The way Hannibal was shook Will, for a lack of a better word. He was a different man, especially a stark contrast from someone that had been in his memories. He was more gaunt, thin; and although he could see the shadow of the man in his actions and words, it was incredibly minimalistic.
The difference scared Will.
He keeps his gaze focused on the mottled dining room table instead of Abigail’s face, and hopes that that movement comforts her somehow. His tongue peeks out of his mouth to sweep across his lips, and he has to look up to the ceiling to suck in a much-needed breath of worry. He holds it, feeling the abundance of air burning his lungs and rattling his ribs, before ―
oh my god, hannibal, you can’t just ask someone if they do anal!
"You did,” Will accentuates, pushing his tongue upwards against to the roof of his mouth momentarily, before adjusting his glasses on the bridge of his nose. “—but, uh, don’t worry about it.”
The fact that she’s interested in what he does isn’t a surprise; in fact, the rush of rash reporters and curious interviewers seemed to pick him out out of his environments, now, and that came as a surprise more than anything else. He was a plain man; nothing on the outside of him showed abnormality. Sure, he sleepwalked, and sweat more than the normal person, and grew a stubble that seemed as if he never shaved, but —
"It’s, uhm, getting cold," he says, haphazardly, "—you should wear warmer clothes.”
There isn’t much Hannibal can do about helping students but he wants to watch Mr. Graham’s progress. Will’s, he mentally corrects since it’s getting tired of not addressing him by his first name. It’s easier and it breaks the ice just a little more.
The doctor peeks over the top of his book from time to time to check on his student, deep in concentration and giving it all of himself to reach a positive result. It’s refreshing to see someone so serious about his work.
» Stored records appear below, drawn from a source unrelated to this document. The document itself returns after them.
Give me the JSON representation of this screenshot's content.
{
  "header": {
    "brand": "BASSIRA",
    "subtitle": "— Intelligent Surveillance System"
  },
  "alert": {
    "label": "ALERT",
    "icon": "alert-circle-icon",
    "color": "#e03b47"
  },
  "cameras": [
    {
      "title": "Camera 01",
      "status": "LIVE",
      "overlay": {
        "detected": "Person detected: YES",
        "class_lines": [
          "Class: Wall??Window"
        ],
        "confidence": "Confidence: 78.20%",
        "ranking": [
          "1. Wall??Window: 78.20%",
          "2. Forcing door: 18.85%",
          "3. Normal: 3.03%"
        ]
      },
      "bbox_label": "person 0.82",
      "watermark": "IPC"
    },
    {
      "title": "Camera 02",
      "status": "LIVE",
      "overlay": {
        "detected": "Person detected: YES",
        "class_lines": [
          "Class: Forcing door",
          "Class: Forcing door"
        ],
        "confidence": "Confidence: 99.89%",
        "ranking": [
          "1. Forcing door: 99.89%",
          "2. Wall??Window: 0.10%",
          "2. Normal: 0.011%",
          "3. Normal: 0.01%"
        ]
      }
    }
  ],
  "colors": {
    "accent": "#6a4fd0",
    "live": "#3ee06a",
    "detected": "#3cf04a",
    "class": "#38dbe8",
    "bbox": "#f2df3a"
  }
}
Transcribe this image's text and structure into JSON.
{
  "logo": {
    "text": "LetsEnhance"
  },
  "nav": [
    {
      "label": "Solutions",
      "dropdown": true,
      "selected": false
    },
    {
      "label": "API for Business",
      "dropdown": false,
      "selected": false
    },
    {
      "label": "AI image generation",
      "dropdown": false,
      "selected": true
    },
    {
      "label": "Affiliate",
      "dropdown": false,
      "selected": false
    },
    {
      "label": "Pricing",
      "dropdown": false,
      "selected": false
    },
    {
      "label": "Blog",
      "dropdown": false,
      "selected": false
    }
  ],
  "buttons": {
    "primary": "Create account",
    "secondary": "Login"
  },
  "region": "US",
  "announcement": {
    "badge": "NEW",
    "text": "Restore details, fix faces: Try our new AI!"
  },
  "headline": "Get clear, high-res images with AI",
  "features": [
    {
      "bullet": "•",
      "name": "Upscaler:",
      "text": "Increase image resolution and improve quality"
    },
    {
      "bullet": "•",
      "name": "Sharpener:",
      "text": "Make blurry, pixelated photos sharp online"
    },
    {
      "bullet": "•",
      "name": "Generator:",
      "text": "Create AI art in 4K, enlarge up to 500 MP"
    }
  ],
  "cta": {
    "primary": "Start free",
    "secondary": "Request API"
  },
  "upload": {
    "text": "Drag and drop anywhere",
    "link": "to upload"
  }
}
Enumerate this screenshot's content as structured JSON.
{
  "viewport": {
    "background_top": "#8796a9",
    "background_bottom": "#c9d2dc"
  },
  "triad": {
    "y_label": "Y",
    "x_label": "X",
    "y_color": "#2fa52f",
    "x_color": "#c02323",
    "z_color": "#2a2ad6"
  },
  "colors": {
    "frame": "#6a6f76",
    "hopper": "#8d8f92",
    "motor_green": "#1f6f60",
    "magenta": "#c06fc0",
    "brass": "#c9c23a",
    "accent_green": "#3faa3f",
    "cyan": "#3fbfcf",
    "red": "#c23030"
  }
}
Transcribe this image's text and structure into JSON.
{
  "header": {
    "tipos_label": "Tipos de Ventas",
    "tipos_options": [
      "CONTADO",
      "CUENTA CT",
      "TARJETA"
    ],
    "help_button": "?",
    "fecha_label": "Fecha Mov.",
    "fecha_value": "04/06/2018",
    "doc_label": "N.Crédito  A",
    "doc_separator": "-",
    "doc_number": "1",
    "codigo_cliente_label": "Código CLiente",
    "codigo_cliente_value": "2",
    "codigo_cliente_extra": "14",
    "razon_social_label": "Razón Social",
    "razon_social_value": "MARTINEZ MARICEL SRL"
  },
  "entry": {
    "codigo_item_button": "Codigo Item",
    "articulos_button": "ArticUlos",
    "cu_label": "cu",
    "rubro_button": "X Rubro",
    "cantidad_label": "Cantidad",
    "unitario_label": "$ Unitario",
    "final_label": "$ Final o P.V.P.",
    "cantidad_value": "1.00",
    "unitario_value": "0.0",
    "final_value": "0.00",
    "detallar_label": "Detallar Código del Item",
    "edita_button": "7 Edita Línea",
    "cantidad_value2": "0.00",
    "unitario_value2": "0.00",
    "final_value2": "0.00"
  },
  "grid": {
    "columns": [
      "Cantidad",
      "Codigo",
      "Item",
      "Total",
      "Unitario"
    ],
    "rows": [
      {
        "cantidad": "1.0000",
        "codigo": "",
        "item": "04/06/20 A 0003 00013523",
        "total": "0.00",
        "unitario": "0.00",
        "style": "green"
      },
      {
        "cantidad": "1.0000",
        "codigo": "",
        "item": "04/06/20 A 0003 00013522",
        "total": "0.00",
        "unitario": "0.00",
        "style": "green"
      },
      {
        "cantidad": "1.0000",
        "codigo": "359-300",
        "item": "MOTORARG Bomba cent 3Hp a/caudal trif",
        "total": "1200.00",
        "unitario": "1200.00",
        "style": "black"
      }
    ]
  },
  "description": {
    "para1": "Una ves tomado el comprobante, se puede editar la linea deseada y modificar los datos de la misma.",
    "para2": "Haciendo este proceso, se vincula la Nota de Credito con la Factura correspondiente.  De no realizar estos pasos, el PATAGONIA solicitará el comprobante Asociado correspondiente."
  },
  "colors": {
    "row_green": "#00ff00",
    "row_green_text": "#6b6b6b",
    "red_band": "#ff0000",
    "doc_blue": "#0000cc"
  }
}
A doubt is present in the young man’s head, no doubt. When he clears his throat, the professor leaves his book on the table and looks at the student’s notes. “Is there anything I can help you with?” he asks.
Soon enough, Will finds the answer he’d been looking for in the bottom text of the page, and that relieves some of the stress that rests heavy against his brow. He licks his lips, chewing on the tip of his pencil, before risking a look up and over the top of the book to catch his professor’s eyes in mid-thought.
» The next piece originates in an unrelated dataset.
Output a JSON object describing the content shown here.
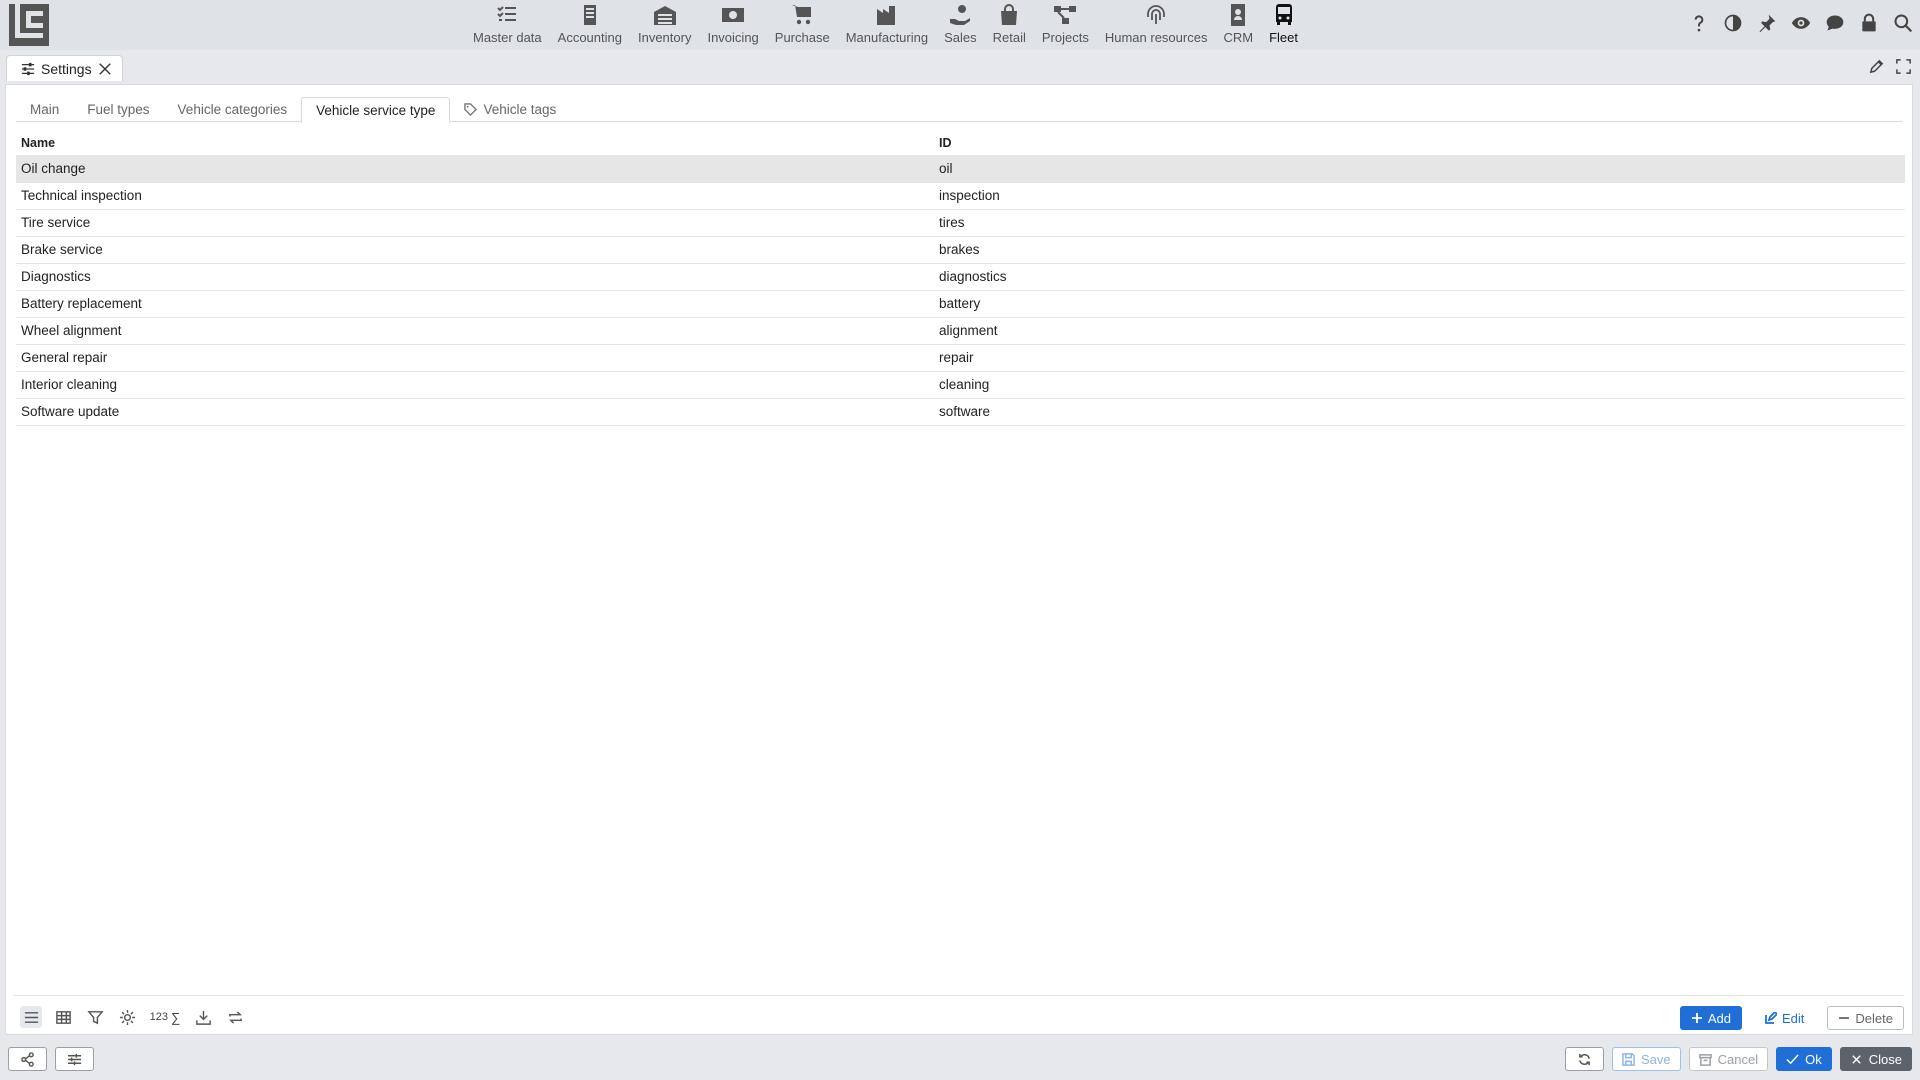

"Ah, uhm," he immediately takes out his pencil out from his lips, glaring at the writing utensil as if it was its fault ( and hoping for no shy strand of saliva to trail out alongside the tip ), "—I was just, uh, wondering, that’s all." Honestly, though, he could pat himself on the back for such an intricate, eloquent answer. No sarcasm here!
"I just was wondering, uh, why me. I mean, you’re a renowned professor, and I’ve seen really good surgeons and apprentice surgeons fly out from underneath you, so — I mean, this chance is very appreciated, professor Lecter, please don’t get me wrong. It’s a huge advantage, and I, uh, really, really appreciate it.”
He shoots the other a high-cheeked, fine-boned smile, and hopes that makes up for the awkwardness that’s his words spewing from his lips.